Notwithstanding a traveler’s diminished expectation of privacy at the border, the search is still measured against the Fourth Amendment’s reasonableness requirement, which considers the nature and scope of the search. Significantly, the Supreme Court has recognized that the “dignity and privacy interests of the person being searched” at the border will on occasion demand “some level of suspicion in the case of highly intrusive searches of the person.” Flores-Montano, 541 U.S. at 152. Likewise, the Court has explained that “some searches of property are so destructive,” “particularly offensive,” or overly intrusive in the manner in which they are carried out as to require particularized suspicion. Id. at 152, 154 n.2, 155–56; Montoya de Hernandez, 473 U.S. at 541. The Court has never defined the precise dimensions of a reasonable border search, instead pointing to the necessity of a case-by-case analysis....
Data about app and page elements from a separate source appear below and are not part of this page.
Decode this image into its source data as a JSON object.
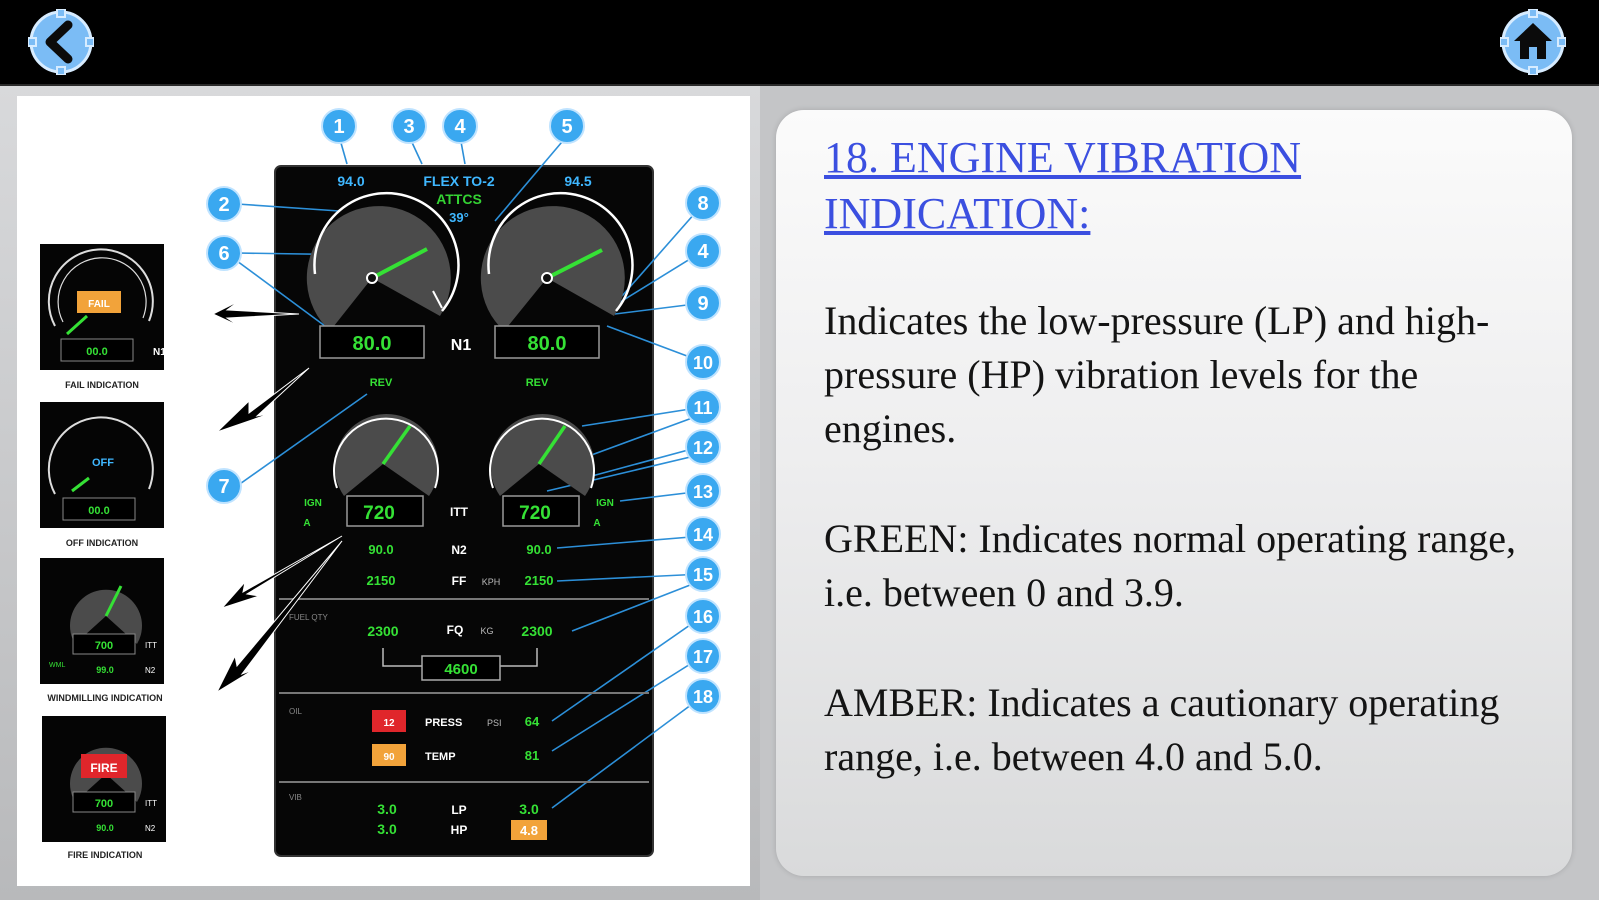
{
  "nav": {
    "back_icon": "back-arrow-icon",
    "home_icon": "home-icon",
    "accent": "#6fb6ff"
  },
  "content": {
    "title": "18. ENGINE VIBRATION INDICATION:",
    "paragraphs": [
      "Indicates the low-pressure (LP) and high-pressure (HP) vibration levels for the engines.",
      "GREEN: Indicates normal operating range, i.e. between 0 and 3.9.",
      "AMBER: Indicates a cautionary operating range, i.e. between 4.0 and 5.0."
    ],
    "title_color": "#3b4fe0"
  },
  "diagram": {
    "callouts": [
      "1",
      "2",
      "3",
      "4",
      "5",
      "6",
      "7",
      "8",
      "4",
      "9",
      "10",
      "11",
      "12",
      "13",
      "14",
      "15",
      "16",
      "17",
      "18"
    ],
    "top": {
      "left_n1_target": "94.0",
      "thrust_mode": "FLEX TO-2",
      "atts": "ATTCS",
      "temp": "39°",
      "right_n1_target": "94.5"
    },
    "n1": {
      "left_value": "80.0",
      "right_value": "80.0",
      "label": "N1",
      "rev_left": "REV",
      "rev_right": "REV"
    },
    "itt": {
      "left_value": "720",
      "right_value": "720",
      "label": "ITT",
      "ign_left": "IGN",
      "ign_left_sub": "A",
      "ign_right": "IGN",
      "ign_right_sub": "A"
    },
    "n2": {
      "left": "90.0",
      "right": "90.0",
      "label": "N2"
    },
    "ff": {
      "left": "2150",
      "right": "2150",
      "label": "FF",
      "unit": "KPH"
    },
    "fuel": {
      "section": "FUEL QTY",
      "left": "2300",
      "right": "2300",
      "label": "FQ",
      "unit": "KG",
      "total": "4600"
    },
    "oil": {
      "section": "OIL",
      "press_label": "PRESS",
      "press_unit": "PSI",
      "press_value": "64",
      "temp_label": "TEMP",
      "temp_value": "81",
      "press_flag": "12",
      "temp_flag": "90"
    },
    "vib": {
      "section": "VIB",
      "lp_left": "3.0",
      "hp_left": "3.0",
      "lp_label": "LP",
      "hp_label": "HP",
      "lp_right": "3.0",
      "hp_right": "4.8"
    },
    "thumbs": [
      {
        "caption": "FAIL INDICATION",
        "badge": "FAIL",
        "value": "00.0",
        "side": "N1"
      },
      {
        "caption": "OFF INDICATION",
        "badge": "OFF",
        "value": "00.0"
      },
      {
        "caption": "WINDMILLING INDICATION",
        "value": "700",
        "side_top": "ITT",
        "low": "99.0",
        "side_bottom": "N2",
        "left_small": "WML"
      },
      {
        "caption": "FIRE INDICATION",
        "badge": "FIRE",
        "value": "700",
        "side_top": "ITT",
        "low": "90.0",
        "side_bottom": "N2"
      }
    ]
  }
}
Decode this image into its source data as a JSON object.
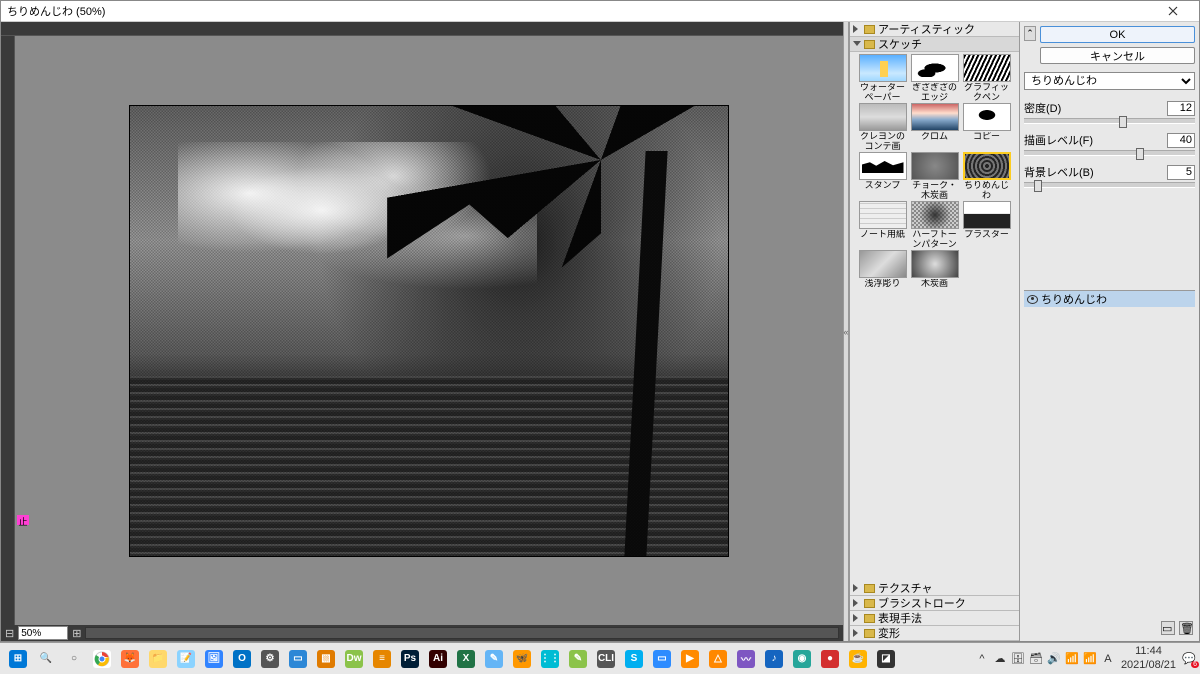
{
  "titlebar": {
    "title": "ちりめんじわ (50%)"
  },
  "canvas": {
    "zoom": "50%",
    "marker": "止"
  },
  "categories": {
    "artistic": "アーティスティック",
    "sketch": "スケッチ",
    "texture": "テクスチャ",
    "brush": "ブラシストローク",
    "presentation": "表現手法",
    "distort": "変形"
  },
  "thumbs": [
    {
      "label": "ウォーターペーパー",
      "cls": "tb-water"
    },
    {
      "label": "ぎざぎざのエッジ",
      "cls": "tb-edge"
    },
    {
      "label": "グラフィックペン",
      "cls": "tb-graphic"
    },
    {
      "label": "クレヨンのコンテ画",
      "cls": "tb-crayon"
    },
    {
      "label": "クロム",
      "cls": "tb-chrome"
    },
    {
      "label": "コピー",
      "cls": "tb-copy"
    },
    {
      "label": "スタンプ",
      "cls": "tb-stamp"
    },
    {
      "label": "チョーク・木炭画",
      "cls": "tb-chalk"
    },
    {
      "label": "ちりめんじわ",
      "cls": "tb-reticulation",
      "selected": true
    },
    {
      "label": "ノート用紙",
      "cls": "tb-notepaper"
    },
    {
      "label": "ハーフトーンパターン",
      "cls": "tb-halftone"
    },
    {
      "label": "プラスター",
      "cls": "tb-plaster"
    },
    {
      "label": "浅浮彫り",
      "cls": "tb-bas"
    },
    {
      "label": "木炭画",
      "cls": "tb-charcoal"
    }
  ],
  "controls": {
    "ok": "OK",
    "cancel": "キャンセル",
    "filter_name": "ちりめんじわ",
    "sliders": [
      {
        "label": "密度(D)",
        "value": "12",
        "pos": 58
      },
      {
        "label": "描画レベル(F)",
        "value": "40",
        "pos": 68
      },
      {
        "label": "背景レベル(B)",
        "value": "5",
        "pos": 8
      }
    ]
  },
  "layer_name": "ちりめんじわ",
  "taskbar": {
    "apps": [
      {
        "bg": "#0078d7",
        "ch": "⊞"
      },
      {
        "bg": "transparent",
        "ch": "🔍",
        "clr": "#555"
      },
      {
        "bg": "transparent",
        "ch": "○",
        "clr": "#555"
      },
      {
        "bg": "#fff",
        "ch": "",
        "svg": "chrome"
      },
      {
        "bg": "#ff7139",
        "ch": "🦊"
      },
      {
        "bg": "#ffd86b",
        "ch": "📁"
      },
      {
        "bg": "#8bd3ff",
        "ch": "📝"
      },
      {
        "bg": "#3284ff",
        "ch": "🖼"
      },
      {
        "bg": "#0072c6",
        "ch": "O"
      },
      {
        "bg": "#555",
        "ch": "⚙"
      },
      {
        "bg": "#2c87d6",
        "ch": "▭"
      },
      {
        "bg": "#e07b00",
        "ch": "▧"
      },
      {
        "bg": "#8bc34a",
        "ch": "Dw"
      },
      {
        "bg": "#e68600",
        "ch": "≡"
      },
      {
        "bg": "#001e36",
        "ch": "Ps"
      },
      {
        "bg": "#330000",
        "ch": "Ai"
      },
      {
        "bg": "#217346",
        "ch": "X"
      },
      {
        "bg": "#64b5f6",
        "ch": "✎"
      },
      {
        "bg": "#ff9800",
        "ch": "🦋"
      },
      {
        "bg": "#00bcd4",
        "ch": "⋮⋮"
      },
      {
        "bg": "#8bc34a",
        "ch": "✎"
      },
      {
        "bg": "#555",
        "ch": "CLI"
      },
      {
        "bg": "#00aff0",
        "ch": "S"
      },
      {
        "bg": "#2d8cff",
        "ch": "▭"
      },
      {
        "bg": "#ff8a00",
        "ch": "▶"
      },
      {
        "bg": "#ff8800",
        "ch": "△"
      },
      {
        "bg": "#7e57c2",
        "ch": "〰"
      },
      {
        "bg": "#1565c0",
        "ch": "♪"
      },
      {
        "bg": "#26a69a",
        "ch": "◉"
      },
      {
        "bg": "#d32f2f",
        "ch": "●"
      },
      {
        "bg": "#ffb300",
        "ch": "☕"
      },
      {
        "bg": "#333",
        "ch": "◪"
      }
    ],
    "tray": [
      "^",
      "☁",
      "🗄",
      "🗃",
      "🔊",
      "📶",
      "📶",
      "A"
    ],
    "time": "11:44",
    "date": "2021/08/21",
    "notify": "6"
  }
}
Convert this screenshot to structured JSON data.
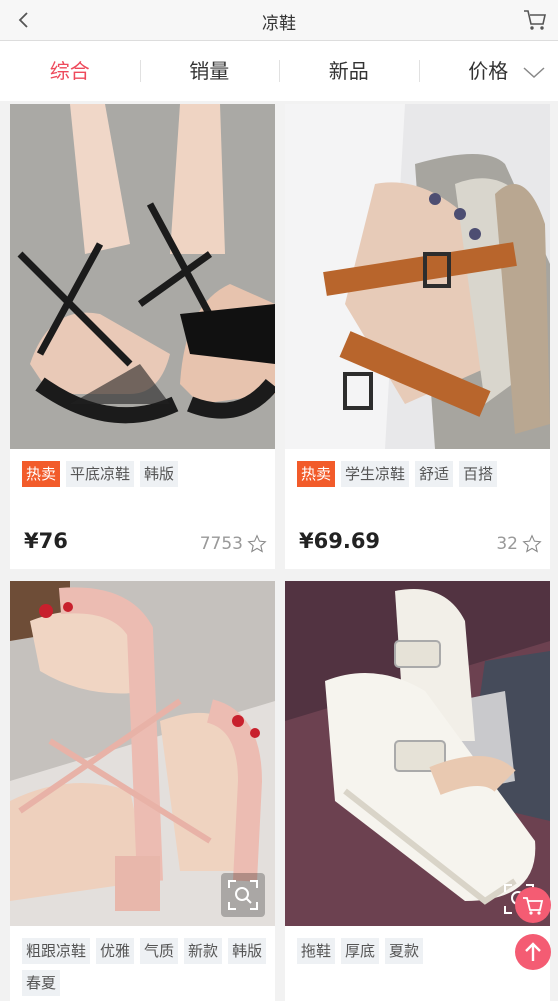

The court is led by Chief Judge Alex Kozinski, who is a fan of my book Little Brother (which features a scene where DHS officials force a suspect to decrypt his devices, on the grounds that his encryption itself is suspicious), and was kind enough to write me a blurb for the new edition of the book. I'm not saying that Little Brother inspired Kozinski to issue this decision, but I'm delighted to discover that something I've been pushing through fiction since 2008 has made it into law in 2013.

9th Circuit Appeals Court: 4th Amendment Applies At The Border; Also: Password Protected Files Shouldn't Arouse Suspicion

Thursday, March 7, 2013

Postal Service band auditions from 2002

[So awesome. -egg]

Postal Service band auditions from 2002:

With all the hubbub around the reuniting of The Postal Service, Sub Pop has released this delightful footage of the band auditions from March 2002. Weird Al! Duff McKagan! Moby! Ben Gibbard?

Vortex smoke rings created with 3D printed wings

Vortex smoke rings created with 3D printed wings:

Dustin Kleckner sez, "Scientists tie vortex rings (smoke rings, basically) into knots using 3D printed wings. Includes high speed video, also in 3D. In addition to being very cool, they are also related to knots and braids that appear in places like the sun's surface. Full disclosure: I'm one of the scientists that did the research."

The duo overcame their experimental difficulties by designing and fabricating various hydrofoils (wings used in water) on a 3-D printer. They tried approximately 30 different shapes before they successfully created the desired vortices. When accelerated in a water tank at more than 100 g, hydrofoils leave behind bubble-traced vortex loops, whose dynamics the researchers recorded with a high-speed camera.

“The bubbles are a great trick because they allow you to see the core of the vortex very clearly,” Irvine said.

Vortex loops could untie knotty physics problems [U Chicago Press Release]

Creation and dynamics of knotted vortices [Nature]

Tuesday, March 5, 2013

DRM Chair

DRM Chair:

One can only sit on the DRM Chair eight times before it collapses. Thibault Brevet and friends created it in 48 hours for The Deconstruction hackathon.

A small sensor detects when someone sits and decrements a counter. Every time someone sits up, the chair knocks a number of time to signal how many uses are left. When reaching zero, the self-destruct system is turned on and the structural joints of the chair are melted.
(Thanks, Jason Tester!)